Look through the material below and copy every line containing the word "icon".

TASK INPUT section start

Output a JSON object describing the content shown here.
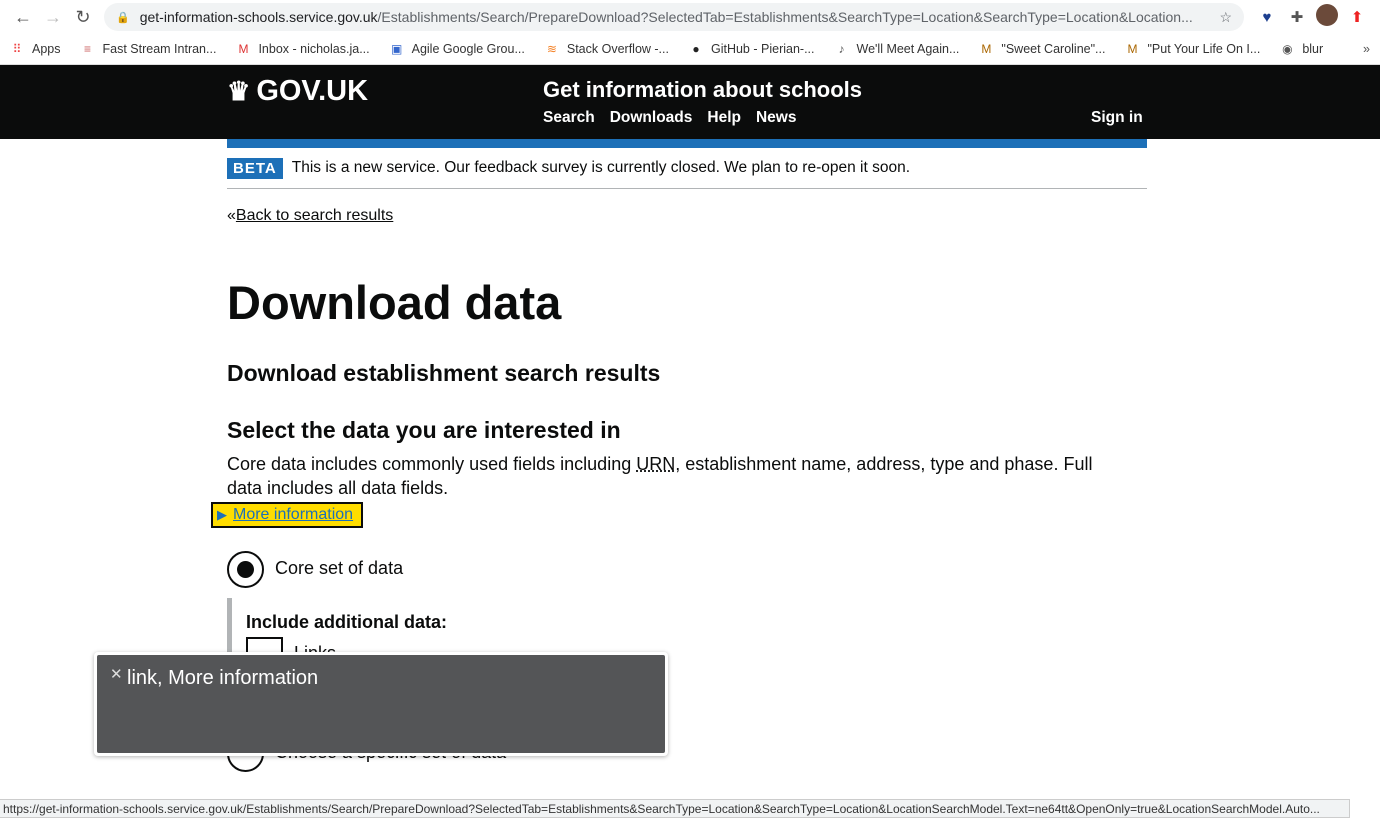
{
  "browser": {
    "url_host": "get-information-schools.service.gov.uk",
    "url_path": "/Establishments/Search/PrepareDownload?SelectedTab=Establishments&SearchType=Location&SearchType=Location&Location...",
    "bookmarks": [
      {
        "label": "Apps",
        "icon": "apps-grid-icon"
      },
      {
        "label": "Fast Stream Intran...",
        "icon": "fast-stream-icon"
      },
      {
        "label": "Inbox - nicholas.ja...",
        "icon": "gmail-icon"
      },
      {
        "label": "Agile Google Grou...",
        "icon": "google-groups-icon"
      },
      {
        "label": "Stack Overflow -...",
        "icon": "stack-overflow-icon"
      },
      {
        "label": "GitHub - Pierian-...",
        "icon": "github-icon"
      },
      {
        "label": "We'll Meet Again...",
        "icon": "harp-icon"
      },
      {
        "label": "\"Sweet Caroline\"...",
        "icon": "m-icon"
      },
      {
        "label": "\"Put Your Life On I...",
        "icon": "m-icon"
      },
      {
        "label": "blur",
        "icon": "globe-icon"
      }
    ],
    "more": "»",
    "status_url": "https://get-information-schools.service.gov.uk/Establishments/Search/PrepareDownload?SelectedTab=Establishments&SearchType=Location&SearchType=Location&LocationSearchModel.Text=ne64tt&OpenOnly=true&LocationSearchModel.Auto..."
  },
  "header": {
    "logo": "GOV.UK",
    "service": "Get information about schools",
    "nav": [
      "Search",
      "Downloads",
      "Help",
      "News"
    ],
    "sign_in": "Sign in"
  },
  "beta": {
    "tag": "BETA",
    "text": "This is a new service. Our feedback survey is currently closed. We plan to re-open it soon."
  },
  "back": {
    "prefix": "«",
    "label": "Back to search results"
  },
  "page": {
    "title": "Download data",
    "subtitle": "Download establishment search results",
    "section": "Select the data you are interested in",
    "body_pre": "Core data includes commonly used fields including ",
    "body_abbr": "URN",
    "body_post": ", establishment name, address, type and phase. Full data includes all data fields.",
    "details": "More information",
    "option_core": "Core set of data",
    "additional": "Include additional data:",
    "links": "Links",
    "option_specific": "Choose a specific set of data"
  },
  "voiceover": {
    "text": "link, More information"
  },
  "colors": {
    "blue": "#1d70b8",
    "focus": "#ffdd00",
    "header": "#0b0c0c"
  }
}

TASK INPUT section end

SOLUTION TO THIS PROBLEM:
        "icon": "apps-grid-icon"
        "icon": "fast-stream-icon"
        "icon": "gmail-icon"
        "icon": "google-groups-icon"
        "icon": "stack-overflow-icon"
        "icon": "github-icon"
        "icon": "harp-icon"
        "icon": "m-icon"
        "icon": "m-icon"
        "icon": "globe-icon"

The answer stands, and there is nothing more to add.